X=9 for mobile number based and MNP (Mobile Number Portability) enabled routing.
Rest of these numbers are open for future use.
This top level routing domain identifier should be maintained by RBI and its administration can be delegated to NPCI.
Pattern : 9-91-99-Z(10)-C(1) that is : 9-91-99-ZZZZZZZZZZ-C example 9919998104723291
The last checksum digit C, is computed using Luhn Algorithm by: doubling every alternate digit and adding all the digit recursively till a single digit is arrived at.
Here is how :
In the number 9919998104723291, The last digit is 1, that is C=1 because:
9 9 1 9 9 9 8 1 0 4 7 2 3 2 9
9+(1+8)+1+(1+8)+9+(1+8)+8+2+0+8+7+4+3+4+9 = 91. => 1+9 = 10. => 1+0 = 1
This is a mobile number 9810472329 is mapped to the 16 digit card as 9919998104723291.
When a mobile prepaid account holder transacts with a PoS (Point of Sales) terminal, the 16 digit number corresponding to the 10 digit mobile number is entered into the PoS terminal, either manually or through a magnetic card or a contact-less Smart Card. This transaction reaches the FTS (Financial Transaction Switch) operated by any of the 37 RBI licensees, based on the first 3 digits, it will be identified as the Indian National Card Number and therefore be routed to NPCI. The NPCI Transaction router, will then look into the next two digit, 4 & 5, and identify it as a MNP enabled payment mobile pre-paid payment instrument. And, route the transaction to the Mobile Payment Gateway. Here the cached MNP database will be consulted to identify the mobile operator and the transaction will be routed to the mobile operator's financial transaction switch.
Pattern: 9-91-1-YY-NNNNNNNNN-C or 9-91-1-Y(2)-N(9)-C example 9911200123456783 for SBI issued card.
Using this Indian National Card Numbering Scheme SBI has now the freedom and the independence to issue and manage the issued card numbers for both debit, credit and pre-paid cards without paying any royalties to any International agencies or Multinational Companies and yet any SBI card holder will be empowered to transact internationally.

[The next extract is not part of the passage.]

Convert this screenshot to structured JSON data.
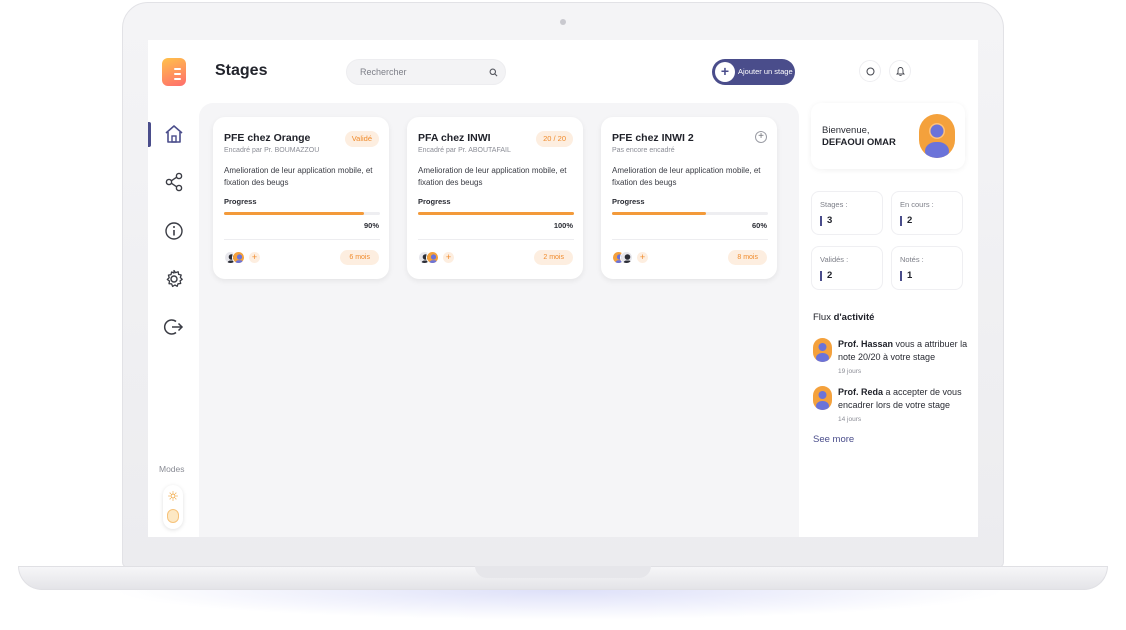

In this example: 9911200123456783, the card acquirer checks the first three digits to identify this card as Indian National Card, the fourth digit identifies it as the Central Counter Party Register number scheme.
The two digits, 20 in this case, identifies it as SBI from the serial number of the Central Counter Party register of RBI. The transaction is then routed to SBI payment gateway, either directly if the acquirer has direct connectivity to SBI gateway or indirectly through NPCI NFS (National Financial Switch). The following 9 digits are controlled by SBI and the last digit is the checksum computed using Luhn algorithm described above.
On 6-Jan-2011 UIDAI and NPCI entered into MoU (Memorandum of Understanding) for NPCI to provide Finacial Transaction Switch for UIDAI (Aadhaar) based Financial Inclusion banking for Below the Poverty Line (BPL) Resident Indians. The Aadhaar is a 12 digit number, 1st digit being the implicit version number and the last digit being checksum computed using Verhoeff Algorithm.
We can assume that a Below the Poverty Line resident will not be transacting Internationally, and thus only nationally routable card number is sufficient.
Thus the following number scheme is proposed:
Pattern 9-00-A(12)-C or 9-00-AAAAAAAAAAAA-C
The card acquirer in India, will check the first three digits to know that its an Aadhaar linked primary payment instrument and will route it to NPCI for further routing. NPCI will forward the transaction to the Banking provider associated with the Aadhaar ID. The routing mechanism will be similar to that is explained for the MNP enabled financial transaction routing.